TASK TO COMPLETE: Which lines in the data below contain the word "Caulart"? Return each of them.

───── RECORDS FOR THE TASK ─────

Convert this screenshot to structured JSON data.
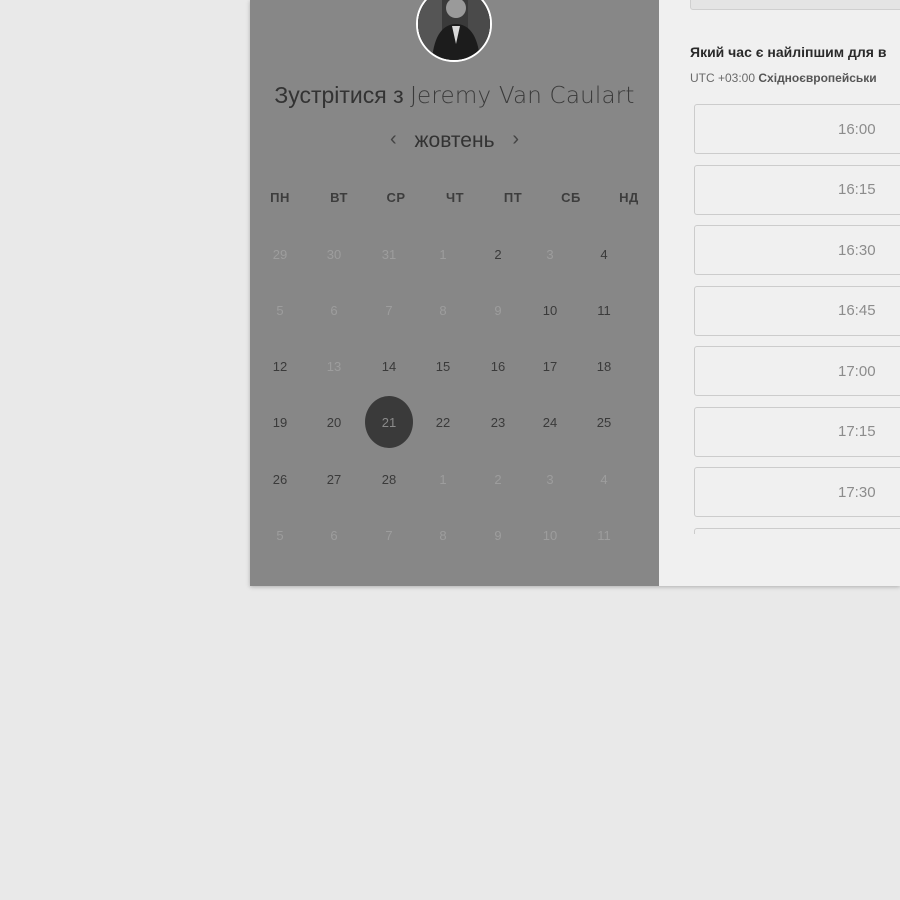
{
  "host": {
    "avatar_alt": "Jeremy Van Caulart",
    "meet_prefix": "Зустрітися з",
    "name": "Jeremy Van Caulart"
  },
  "calendar": {
    "prev_icon": "chevron-left-icon",
    "next_icon": "chevron-right-icon",
    "prev_glyph": "‹",
    "next_glyph": "›",
    "month": "жовтень",
    "weekdays": [
      "ПН",
      "ВТ",
      "СР",
      "ЧТ",
      "ПТ",
      "СБ",
      "НД"
    ],
    "weeks": [
      [
        {
          "d": "29",
          "m": true
        },
        {
          "d": "30",
          "m": true
        },
        {
          "d": "31",
          "m": true
        },
        {
          "d": "1",
          "m": true
        },
        {
          "d": "2",
          "m": false
        },
        {
          "d": "3",
          "m": true
        },
        {
          "d": "4",
          "m": false
        }
      ],
      [
        {
          "d": "5",
          "m": true
        },
        {
          "d": "6",
          "m": true
        },
        {
          "d": "7",
          "m": true
        },
        {
          "d": "8",
          "m": true
        },
        {
          "d": "9",
          "m": true
        },
        {
          "d": "10",
          "m": false
        },
        {
          "d": "11",
          "m": false
        }
      ],
      [
        {
          "d": "12",
          "m": false
        },
        {
          "d": "13",
          "m": true
        },
        {
          "d": "14",
          "m": false
        },
        {
          "d": "15",
          "m": false
        },
        {
          "d": "16",
          "m": false
        },
        {
          "d": "17",
          "m": false
        },
        {
          "d": "18",
          "m": false
        }
      ],
      [
        {
          "d": "19",
          "m": false
        },
        {
          "d": "20",
          "m": false
        },
        {
          "d": "21",
          "m": false,
          "s": true
        },
        {
          "d": "22",
          "m": false
        },
        {
          "d": "23",
          "m": false
        },
        {
          "d": "24",
          "m": false
        },
        {
          "d": "25",
          "m": false
        }
      ],
      [
        {
          "d": "26",
          "m": false
        },
        {
          "d": "27",
          "m": false
        },
        {
          "d": "28",
          "m": false
        },
        {
          "d": "1",
          "m": true
        },
        {
          "d": "2",
          "m": true
        },
        {
          "d": "3",
          "m": true
        },
        {
          "d": "4",
          "m": true
        }
      ],
      [
        {
          "d": "5",
          "m": true
        },
        {
          "d": "6",
          "m": true
        },
        {
          "d": "7",
          "m": true
        },
        {
          "d": "8",
          "m": true
        },
        {
          "d": "9",
          "m": true
        },
        {
          "d": "10",
          "m": true
        },
        {
          "d": "11",
          "m": true
        }
      ]
    ]
  },
  "times": {
    "question": "Який час є найліпшим для в",
    "tz_offset": "UTC +03:00",
    "tz_name": "Східноєвропейськи",
    "slots": [
      "16:00",
      "16:15",
      "16:30",
      "16:45",
      "17:00",
      "17:15",
      "17:30",
      ""
    ]
  },
  "colors": {
    "background": "#e9e9e9",
    "calendar_panel": "#878787",
    "times_panel": "#f0f0f0",
    "selected_day": "#3a3a3a"
  }
}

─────

RESULT:
    "avatar_alt": "Jeremy Van Caulart",
    "name": "Jeremy Van Caulart"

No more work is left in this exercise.